**Work task:** Each entry below has to be written out again exactly.

+++ Extracted entries +++

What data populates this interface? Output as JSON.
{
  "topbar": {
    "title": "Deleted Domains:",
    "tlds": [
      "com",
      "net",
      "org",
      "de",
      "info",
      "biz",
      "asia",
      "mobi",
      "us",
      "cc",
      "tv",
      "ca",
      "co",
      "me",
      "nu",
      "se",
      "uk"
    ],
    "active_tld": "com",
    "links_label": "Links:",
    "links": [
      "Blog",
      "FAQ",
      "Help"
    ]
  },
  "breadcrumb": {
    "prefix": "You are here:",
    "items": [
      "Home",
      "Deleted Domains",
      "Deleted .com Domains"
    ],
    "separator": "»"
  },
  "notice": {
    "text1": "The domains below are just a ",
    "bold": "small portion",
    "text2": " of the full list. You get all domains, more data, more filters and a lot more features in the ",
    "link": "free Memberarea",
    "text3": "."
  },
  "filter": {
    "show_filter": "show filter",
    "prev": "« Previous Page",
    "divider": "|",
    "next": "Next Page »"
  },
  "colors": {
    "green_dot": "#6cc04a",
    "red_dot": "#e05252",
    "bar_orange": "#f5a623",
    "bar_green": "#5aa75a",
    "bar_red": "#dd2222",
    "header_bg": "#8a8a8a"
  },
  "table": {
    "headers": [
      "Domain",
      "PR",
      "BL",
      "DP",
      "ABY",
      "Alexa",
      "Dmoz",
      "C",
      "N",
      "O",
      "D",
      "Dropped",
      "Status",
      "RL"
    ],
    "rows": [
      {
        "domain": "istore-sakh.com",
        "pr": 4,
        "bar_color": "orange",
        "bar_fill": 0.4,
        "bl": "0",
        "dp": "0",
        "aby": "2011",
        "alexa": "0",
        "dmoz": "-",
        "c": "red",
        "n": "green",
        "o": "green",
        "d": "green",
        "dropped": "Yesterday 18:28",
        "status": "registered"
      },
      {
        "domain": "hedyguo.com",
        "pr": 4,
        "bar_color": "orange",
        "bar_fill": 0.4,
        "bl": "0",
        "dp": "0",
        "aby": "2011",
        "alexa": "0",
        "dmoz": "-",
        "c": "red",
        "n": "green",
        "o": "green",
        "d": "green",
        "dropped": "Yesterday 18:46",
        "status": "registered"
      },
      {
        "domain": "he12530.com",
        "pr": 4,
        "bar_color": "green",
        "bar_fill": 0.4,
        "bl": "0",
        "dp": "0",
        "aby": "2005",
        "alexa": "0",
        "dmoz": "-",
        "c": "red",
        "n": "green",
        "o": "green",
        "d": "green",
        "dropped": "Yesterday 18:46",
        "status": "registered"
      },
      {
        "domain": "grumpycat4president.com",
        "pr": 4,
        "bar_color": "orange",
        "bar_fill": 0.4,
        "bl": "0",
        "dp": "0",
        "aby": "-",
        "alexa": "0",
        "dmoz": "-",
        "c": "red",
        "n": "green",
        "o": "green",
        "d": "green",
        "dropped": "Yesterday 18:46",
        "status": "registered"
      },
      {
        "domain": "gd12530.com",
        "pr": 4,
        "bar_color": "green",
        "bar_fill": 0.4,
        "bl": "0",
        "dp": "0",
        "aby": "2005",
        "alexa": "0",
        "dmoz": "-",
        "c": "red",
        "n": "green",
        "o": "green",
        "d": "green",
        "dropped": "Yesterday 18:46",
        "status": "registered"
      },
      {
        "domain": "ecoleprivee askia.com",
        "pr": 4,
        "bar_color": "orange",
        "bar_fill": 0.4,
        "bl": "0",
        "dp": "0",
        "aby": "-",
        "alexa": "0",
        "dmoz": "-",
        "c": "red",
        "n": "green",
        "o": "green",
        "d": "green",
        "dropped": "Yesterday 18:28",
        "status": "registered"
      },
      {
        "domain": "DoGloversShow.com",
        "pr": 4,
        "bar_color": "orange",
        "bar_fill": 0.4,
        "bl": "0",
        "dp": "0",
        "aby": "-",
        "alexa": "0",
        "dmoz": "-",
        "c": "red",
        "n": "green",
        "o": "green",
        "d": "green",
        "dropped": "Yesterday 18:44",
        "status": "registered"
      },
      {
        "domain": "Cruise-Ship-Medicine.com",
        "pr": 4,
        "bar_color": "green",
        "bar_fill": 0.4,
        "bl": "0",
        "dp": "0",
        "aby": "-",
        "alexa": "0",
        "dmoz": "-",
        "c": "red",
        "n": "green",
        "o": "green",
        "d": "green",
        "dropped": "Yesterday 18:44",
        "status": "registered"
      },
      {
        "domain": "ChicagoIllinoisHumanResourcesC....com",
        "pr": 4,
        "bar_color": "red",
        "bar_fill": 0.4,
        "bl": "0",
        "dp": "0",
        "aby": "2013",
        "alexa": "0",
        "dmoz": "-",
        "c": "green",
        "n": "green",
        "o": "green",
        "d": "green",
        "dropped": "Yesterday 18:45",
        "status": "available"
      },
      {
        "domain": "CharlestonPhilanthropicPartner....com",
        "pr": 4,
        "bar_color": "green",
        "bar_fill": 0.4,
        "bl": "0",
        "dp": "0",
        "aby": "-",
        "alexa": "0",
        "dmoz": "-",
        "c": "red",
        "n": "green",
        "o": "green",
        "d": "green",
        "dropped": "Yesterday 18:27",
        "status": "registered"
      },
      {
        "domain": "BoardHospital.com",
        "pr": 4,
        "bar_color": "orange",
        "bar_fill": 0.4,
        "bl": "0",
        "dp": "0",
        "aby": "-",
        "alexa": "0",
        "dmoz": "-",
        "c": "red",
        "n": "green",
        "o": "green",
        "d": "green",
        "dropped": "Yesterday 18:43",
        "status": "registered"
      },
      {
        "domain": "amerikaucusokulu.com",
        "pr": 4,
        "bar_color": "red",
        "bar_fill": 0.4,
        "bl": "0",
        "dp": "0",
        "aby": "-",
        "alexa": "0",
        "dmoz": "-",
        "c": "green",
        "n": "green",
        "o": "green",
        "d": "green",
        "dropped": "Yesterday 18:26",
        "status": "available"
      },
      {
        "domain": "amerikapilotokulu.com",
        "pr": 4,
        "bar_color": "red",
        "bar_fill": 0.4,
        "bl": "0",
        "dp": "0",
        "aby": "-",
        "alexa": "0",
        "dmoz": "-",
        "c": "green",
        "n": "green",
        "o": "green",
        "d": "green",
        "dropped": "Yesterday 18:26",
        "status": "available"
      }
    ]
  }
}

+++

**Exercise output:**
What data populates this interface? Output as JSON.
{
  "topbar": {
    "title": "Deleted Domains:",
    "tlds": [
      "com",
      "net",
      "org",
      "de",
      "info",
      "biz",
      "asia",
      "mobi",
      "us",
      "cc",
      "tv",
      "ca",
      "co",
      "me",
      "nu",
      "se",
      "uk"
    ],
    "active_tld": "com",
    "links_label": "Links:",
    "links": [
      "Blog",
      "FAQ",
      "Help"
    ]
  },
  "breadcrumb": {
    "prefix": "You are here:",
    "items": [
      "Home",
      "Deleted Domains",
      "Deleted .com Domains"
    ],
    "separator": "»"
  },
  "notice": {
    "text1": "The domains below are just a ",
    "bold": "small portion",
    "text2": " of the full list. You get all domains, more data, more filters and a lot more features in the ",
    "link": "free Memberarea",
    "text3": "."
  },
  "filter": {
    "show_filter": "show filter",
    "prev": "« Previous Page",
    "divider": "|",
    "next": "Next Page »"
  },
  "colors": {
    "green_dot": "#6cc04a",
    "red_dot": "#e05252",
    "bar_orange": "#f5a623",
    "bar_green": "#5aa75a",
    "bar_red": "#dd2222",
    "header_bg": "#8a8a8a"
  },
  "table": {
    "headers": [
      "Domain",
      "PR",
      "BL",
      "DP",
      "ABY",
      "Alexa",
      "Dmoz",
      "C",
      "N",
      "O",
      "D",
      "Dropped",
      "Status",
      "RL"
    ],
    "rows": [
      {
        "domain": "istore-sakh.com",
        "pr": 4,
        "bar_color": "orange",
        "bar_fill": 0.4,
        "bl": "0",
        "dp": "0",
        "aby": "2011",
        "alexa": "0",
        "dmoz": "-",
        "c": "red",
        "n": "green",
        "o": "green",
        "d": "green",
        "dropped": "Yesterday 18:28",
        "status": "registered"
      },
      {
        "domain": "hedyguo.com",
        "pr": 4,
        "bar_color": "orange",
        "bar_fill": 0.4,
        "bl": "0",
        "dp": "0",
        "aby": "2011",
        "alexa": "0",
        "dmoz": "-",
        "c": "red",
        "n": "green",
        "o": "green",
        "d": "green",
        "dropped": "Yesterday 18:46",
        "status": "registered"
      },
      {
        "domain": "he12530.com",
        "pr": 4,
        "bar_color": "green",
        "bar_fill": 0.4,
        "bl": "0",
        "dp": "0",
        "aby": "2005",
        "alexa": "0",
        "dmoz": "-",
        "c": "red",
        "n": "green",
        "o": "green",
        "d": "green",
        "dropped": "Yesterday 18:46",
        "status": "registered"
      },
      {
        "domain": "grumpycat4president.com",
        "pr": 4,
        "bar_color": "orange",
        "bar_fill": 0.4,
        "bl": "0",
        "dp": "0",
        "aby": "-",
        "alexa": "0",
        "dmoz": "-",
        "c": "red",
        "n": "green",
        "o": "green",
        "d": "green",
        "dropped": "Yesterday 18:46",
        "status": "registered"
      },
      {
        "domain": "gd12530.com",
        "pr": 4,
        "bar_color": "green",
        "bar_fill": 0.4,
        "bl": "0",
        "dp": "0",
        "aby": "2005",
        "alexa": "0",
        "dmoz": "-",
        "c": "red",
        "n": "green",
        "o": "green",
        "d": "green",
        "dropped": "Yesterday 18:46",
        "status": "registered"
      },
      {
        "domain": "ecoleprivee askia.com",
        "pr": 4,
        "bar_color": "orange",
        "bar_fill": 0.4,
        "bl": "0",
        "dp": "0",
        "aby": "-",
        "alexa": "0",
        "dmoz": "-",
        "c": "red",
        "n": "green",
        "o": "green",
        "d": "green",
        "dropped": "Yesterday 18:28",
        "status": "registered"
      },
      {
        "domain": "DoGloversShow.com",
        "pr": 4,
        "bar_color": "orange",
        "bar_fill": 0.4,
        "bl": "0",
        "dp": "0",
        "aby": "-",
        "alexa": "0",
        "dmoz": "-",
        "c": "red",
        "n": "green",
        "o": "green",
        "d": "green",
        "dropped": "Yesterday 18:44",
        "status": "registered"
      },
      {
        "domain": "Cruise-Ship-Medicine.com",
        "pr": 4,
        "bar_color": "green",
        "bar_fill": 0.4,
        "bl": "0",
        "dp": "0",
        "aby": "-",
        "alexa": "0",
        "dmoz": "-",
        "c": "red",
        "n": "green",
        "o": "green",
        "d": "green",
        "dropped": "Yesterday 18:44",
        "status": "registered"
      },
      {
        "domain": "ChicagoIllinoisHumanResourcesC....com",
        "pr": 4,
        "bar_color": "red",
        "bar_fill": 0.4,
        "bl": "0",
        "dp": "0",
        "aby": "2013",
        "alexa": "0",
        "dmoz": "-",
        "c": "green",
        "n": "green",
        "o": "green",
        "d": "green",
        "dropped": "Yesterday 18:45",
        "status": "available"
      },
      {
        "domain": "CharlestonPhilanthropicPartner....com",
        "pr": 4,
        "bar_color": "green",
        "bar_fill": 0.4,
        "bl": "0",
        "dp": "0",
        "aby": "-",
        "alexa": "0",
        "dmoz": "-",
        "c": "red",
        "n": "green",
        "o": "green",
        "d": "green",
        "dropped": "Yesterday 18:27",
        "status": "registered"
      },
      {
        "domain": "BoardHospital.com",
        "pr": 4,
        "bar_color": "orange",
        "bar_fill": 0.4,
        "bl": "0",
        "dp": "0",
        "aby": "-",
        "alexa": "0",
        "dmoz": "-",
        "c": "red",
        "n": "green",
        "o": "green",
        "d": "green",
        "dropped": "Yesterday 18:43",
        "status": "registered"
      },
      {
        "domain": "amerikaucusokulu.com",
        "pr": 4,
        "bar_color": "red",
        "bar_fill": 0.4,
        "bl": "0",
        "dp": "0",
        "aby": "-",
        "alexa": "0",
        "dmoz": "-",
        "c": "green",
        "n": "green",
        "o": "green",
        "d": "green",
        "dropped": "Yesterday 18:26",
        "status": "available"
      },
      {
        "domain": "amerikapilotokulu.com",
        "pr": 4,
        "bar_color": "red",
        "bar_fill": 0.4,
        "bl": "0",
        "dp": "0",
        "aby": "-",
        "alexa": "0",
        "dmoz": "-",
        "c": "green",
        "n": "green",
        "o": "green",
        "d": "green",
        "dropped": "Yesterday 18:26",
        "status": "available"
      }
    ]
  }
}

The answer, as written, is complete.